Any inclement weather event may lead to a significant roofing issue – which necessitates immediate professional help. The problem, though, is that sometimes we are so desperate for a fix we turn to roofers who are not the right fit for the job. One of the most blatant examples of these is when a homeowner hires a storm chaser, which is a tragedy in and of itself independent from the roofing problem.
What are storm chasers, though?
Storm chasers, in a roofing sense, are people who follow the path of a storm from state to state, to offer their services to homes with resulting damage. Typically, they keep themselves updated with reports from the Weather Bureau and then they blanket an area since they know insurance companies will allow roofing repairs after a severe storm or typhoon.
What damage do they do?
Most storm chasers know how insurance companies will price your roof if you were to schedule a repair, by the square footage. They charge you, but they only do the minimum requirements to fix the issue. They do not make the effort to restore your roof to its original condition. As a result, you have a roof that is poorly constructed – and a problem with your insurance company.
How do you spot one?
- They are usually not local contractors. Most storm chasers are from out of state, and they will not have the necessary credentials required by your locality to provide roofing services.
- They offer their services at discounted prices. Their services will also be cheaper than the services of other contractors. Be especially wary of roofers who say they need a significant portion of the payment to buy supplies. Also be careful of roofing professionals who come knocking at your door.
And how do you protect your home?
Inspect credentials. Different states have differing requirements regarding licensing. In some states like Virginia, contractors must be licensed; in other states, they must be registered. Getting a license, in most cases, involves having liability and workman’s insurance policies – as well as posting a bond. We recommend looking into the credentials of any roofer offering his or her services.
Check the office. Another helpful thing to do when a roofer comes knocking at your door is to ask to see their office. A physical office is a sign that the roofer is, at least, established in your area. If there is only a post office box, don’t even consider hiring them.
Consult references. A previous list of satisfied clients is also important to determining the quality of work you can expect from the contractor. As much as possible, ask for references.
Commissioning any roofing project should not be done without the proper research – about the scope of the project, the possible costs, and your choice of professional roofer. And this holds true, even in the most desperate of roofing cases. Take time to study your options carefully so you can make an informed decision. Schedule a consultation before agreeing to anything, and ask for a written contract.

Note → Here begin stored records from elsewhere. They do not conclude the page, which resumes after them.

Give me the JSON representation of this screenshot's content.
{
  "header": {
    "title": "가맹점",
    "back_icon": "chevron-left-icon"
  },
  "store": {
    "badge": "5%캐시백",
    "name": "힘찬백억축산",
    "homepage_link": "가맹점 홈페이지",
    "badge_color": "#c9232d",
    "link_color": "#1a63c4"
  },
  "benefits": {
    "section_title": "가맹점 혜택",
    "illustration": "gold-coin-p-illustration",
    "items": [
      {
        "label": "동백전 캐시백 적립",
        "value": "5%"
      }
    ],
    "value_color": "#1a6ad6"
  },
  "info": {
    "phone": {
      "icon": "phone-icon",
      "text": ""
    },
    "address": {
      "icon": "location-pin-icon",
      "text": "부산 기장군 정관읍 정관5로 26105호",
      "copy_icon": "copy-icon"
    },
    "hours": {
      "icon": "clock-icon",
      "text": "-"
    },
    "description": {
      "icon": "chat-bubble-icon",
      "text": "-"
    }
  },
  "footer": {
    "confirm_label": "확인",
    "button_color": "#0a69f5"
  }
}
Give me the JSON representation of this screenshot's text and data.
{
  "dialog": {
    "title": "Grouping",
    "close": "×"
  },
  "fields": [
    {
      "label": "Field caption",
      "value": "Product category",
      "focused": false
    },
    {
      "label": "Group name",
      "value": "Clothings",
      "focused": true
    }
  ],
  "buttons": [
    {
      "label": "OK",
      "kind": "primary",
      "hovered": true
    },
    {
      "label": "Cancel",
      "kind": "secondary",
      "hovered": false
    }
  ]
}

Chad Williams grew up in local military family in Northern Virginia. While attending college in Texas 23 years ago, he started in the home remodeling industry. He returned to Virginia in 1995, and has since then happily raised five children and a grandson. Chad is proud to announce that this 2016, All American Home Services celebrates its 13th year in the business through the years earning the following distinctions: BBB (A rated & Certificate of Commendation), Angie’s List (5 Star Rated & Super Service Award Winner), Home Advisor 5 Star Rated, Certainteed Shingle Master Certification, and GAF Certified Approved Installers.